    MockitoRule mockitoRule = MockitoJUnit.rule(); 


    @BeforeEach
    void beforeEach(final Vertx vertx) {
    
        // Initialize the Mock objects
        MockitoAnnotations.initMocks(this);
        
        final Integer id = 100;
        final String hash = "HashValue";

        // Defining Mock object behavior
	   when(fakeIds.isEmpty()).thenReturn(false);
	   when(fakeIds.getFirstId()).thenReturn(id);
	   when(result.getIDTable()).thenReturn(fakeIds);
	   when(fakeNote.getItemValueString("Hash")).thenReturn(hash);
	   when(fakeNote.getItemValueString("FullName")).thenReturn("John Doe");
	   when(db.query(anyString(), any(), anyInt(), anyInt(), anyInt())).thenReturn(result);
	   when(db.openNoteById(anyInt())).thenReturn(fakeNote);
	}   

As you see, you can create a mock of a method with hard-coded parameter names. These mocks will only match those specific parameters. Alternatively, as you see with db.query() you can pass the relevant org.mockito.ArgumentMatchers static method to simulate a String, int, object etc. This will then match whatever parameter is passed in.

Sometimes, however, you need to get more creative with mocking methods. Say, for instance, you have a JsonObject that simulates a Document and you want to get the relevant property from the JsonObject to match the requested Item on the Document. Instead of thenReturn() you can use then() and specify a method to run. You can then get the relevant argument passed into the method.

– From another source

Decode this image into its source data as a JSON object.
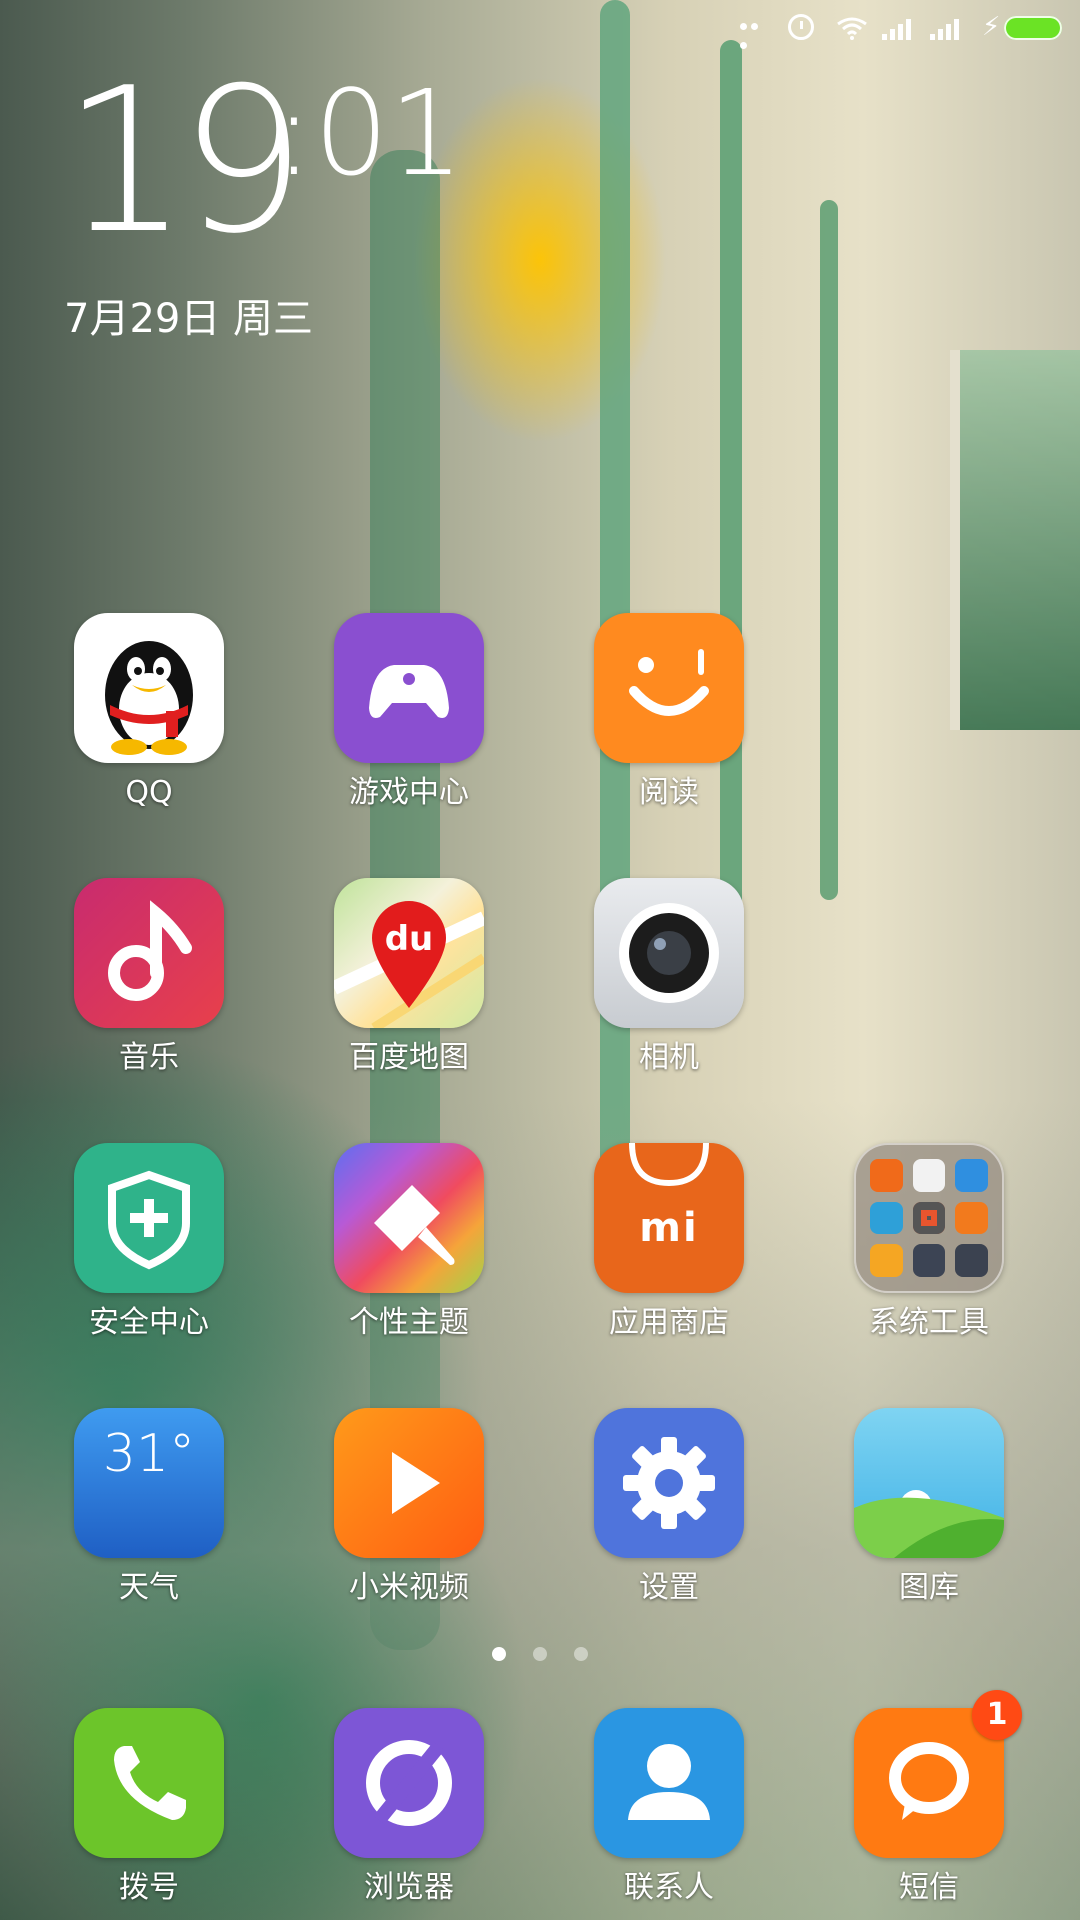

    // Variable declaration
    @Mock
    Document mockDo;
    
    
    JsonObject doc = KeepUtils.getJsonFromResource("/testdata/A_Json_Object.json");
	when(mockDoc.getItemValueString(anyString())).then(invocation -> doc.getString(invocation.getArgument(0)));

But what about iterating over a collection? You can create a JsonArray of JsonObjects and use an java.util.concurrent.atomic.AtomicInteger to get the relevant position. At the end of the loop, you just need to set null, e.g.:

	AtomicInteger ordinal = new AtomicInteger(0);
	final DocumentCollection dc = mock(DocumentCollection.class);
	when(dc.getFirstDocument()).thenReturn(mockDoc);	when(dc.getNextDocument(any())).then(invocation -> {
		ordinal.getAndIncrement();
		if (ordinal.intValue() == docs.size()) {
			return null;
		} else {
			return mockDoc;
    	}
	});

Then, when you’re mocking getItemValueString() from mockDoc, you can access ordinal.intValue() to get the atomic value. You just need to bear in mind what the current value is. If you’ve called getNextDocument() at the start of the loop, ordinal will already have been incremented on from the document you’re processing in getItemValueString(). So you need to use ordinal.intValue() - 1.

However, you cannot use Mockito to mock static methods in classes. This can cause problems if the code within a given handler makes a call to a static method. In Keep that is done for Domino sessions. All methods in DominoSessionManager class are static. Powermock is designed for this, but doesn’t support JUnit 5 currently. As a result, any code that calls that will require a different approach.